Novel DNA- by ria, on Wednesday, 4th August 2010, 6:39pm
It seems the world does not want this post getting out, but I promised it last week, and I’m not going to stall any longer. I have a cold and my brain isn’t working quite as well as it should, but I’m not going to let that stop me. Still, I may come back and edit this post some time when I’m feeling a little more myself. Anyway, on with the post.
This information has been cut from two posts already. I kept thinking it would fit with other topics, but it is so important it needs its own post. It fits in with the kind of post-theme I’ve got going on at the moment of outlines and ideas and inspiration.
Before you start a novel, (or mid-way through, or at the end (not advisable – if you do it at the end you will have lots of rewrites)) you need to figure out what drives your plot. I gathered this information from a lot of agent (as in literary agent) blogs I read, where they try to give us baby writers advice about what makes a story.
What forms the soul of a novel?
To answer that, you need to ask a bunch of questions:
-what is your main character’s goal
-what prevents him reaching it, i.e. conflict
-how does he choose to overcome that conflict
-what are the stakes of his actions, both personal and public (why should he bother trying to achieve his goal)
-what consequences arise from the choices he makes
That’s it. Answer those questions and you have a fully formed novel-soul.
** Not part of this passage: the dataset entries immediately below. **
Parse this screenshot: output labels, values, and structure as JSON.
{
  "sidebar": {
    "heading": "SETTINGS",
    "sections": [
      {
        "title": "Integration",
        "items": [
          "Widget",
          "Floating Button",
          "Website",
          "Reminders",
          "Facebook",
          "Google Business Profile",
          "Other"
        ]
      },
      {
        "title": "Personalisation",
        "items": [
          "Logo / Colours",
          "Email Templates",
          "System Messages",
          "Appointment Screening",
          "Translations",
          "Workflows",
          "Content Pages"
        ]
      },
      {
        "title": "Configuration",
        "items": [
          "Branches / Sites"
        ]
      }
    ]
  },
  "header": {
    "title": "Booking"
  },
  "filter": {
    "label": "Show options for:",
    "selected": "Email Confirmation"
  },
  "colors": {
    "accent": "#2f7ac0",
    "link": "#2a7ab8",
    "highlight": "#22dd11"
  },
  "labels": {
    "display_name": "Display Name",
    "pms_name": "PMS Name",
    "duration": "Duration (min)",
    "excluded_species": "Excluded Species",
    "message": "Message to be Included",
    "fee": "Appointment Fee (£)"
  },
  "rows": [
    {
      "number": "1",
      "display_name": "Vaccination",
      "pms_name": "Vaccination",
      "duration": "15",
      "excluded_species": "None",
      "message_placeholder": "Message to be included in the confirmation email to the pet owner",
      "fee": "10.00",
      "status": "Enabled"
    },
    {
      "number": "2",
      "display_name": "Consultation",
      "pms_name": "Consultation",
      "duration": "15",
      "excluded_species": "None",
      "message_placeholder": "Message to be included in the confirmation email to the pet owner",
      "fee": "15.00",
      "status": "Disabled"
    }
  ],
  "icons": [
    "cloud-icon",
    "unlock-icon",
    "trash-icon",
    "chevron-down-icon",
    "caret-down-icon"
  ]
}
The answers to these questions are your novel’s DNA. They are the most essential things to a good story.
Your character’s goal is what propels him forward. Things like staying alive, saving his village, rescuing the princess. It is the one thing he works towards for the whole novel. It is the force pulling him onwards through the story.
Conflict is anything that gets in the way of your character’s goal. It could be something external, the antagonist who wants the opposite of what he does, the demon threatening his village, the dragon guarding the princess. Conflict can also be internal: maybe he doesn’t see himself worthy to achieve his goals. He doesn’t see himself as a hero and he struggles against his own thoughts and emotions, which try to turn him away from his goals. Add conflict in where ever you can. It makes things interesting. But bear in mind that goal vs. conflict is the most boring thing in the world if there are no consequences involved (I’ll get to that in a bit).
If the goal is what moves the story forward, the stakes are what powers that movement. (That was a bad example – shush, my brain isn’t working.) The stakes are what motivates your character to go out and achieve his goals. It’s all fine and dandy to make your MC (main character) go out and slay the dragon, but he’d better have a powerful reason for doing so. No rational person faces a dragon just because.
If he doesn’t kill it, the dragon will eat his mother / burn down his village / kill him. To make things really interesting, there have to be stakes that matter only to your character, as well. He’s lost faith in himself as a warrior. If he doesn’t kill this dragon to prove to himself that he is still brave and strong, he will never be able to look anyone in the eye again. That’s very simplistic, but I hope you get the idea.
You character must decide how to overcome the conflict that prevents him reaching his goals. He must be proactive about this. There is nothing worse than when someone else comes in and forces him down one path or the other. He must be responsible for whatever happens because of his actions. This makes things dramatic, especially if his choices are hard dilemmas. He must choose the better of two bad options. And things must happen in the world because of the choices he makes.
All decisions have consequences. There’s nothing worse than reading a story where nothing changes. Your character defeats a dragon, the consequences are many injuries, a free princess and a new sense of self for your hero. He had learned something about himself. Half way though the story, he didn’t think he could do it. He doubted himself so badly that he let the dragon destroy his village. His mother got eaten. But now all that doesn’t seem so bad, because he has made sure it can never happen again.
I personally love heartbreaking consequences. Someone dies, someone has a revelation about their actions, the world changes irrevocably. Heartbreaking doesn’t mean it has to be bad. It could be wonderful. I find sappy romance movies where the lovers finally admit their love for each other heartbreaking.
So that’s it. The five things that lie at the heart of every novel. The things you absolutely must pin down before you start working on your plot. The things that will keep you writing and keep your story moving forward.
See you next week.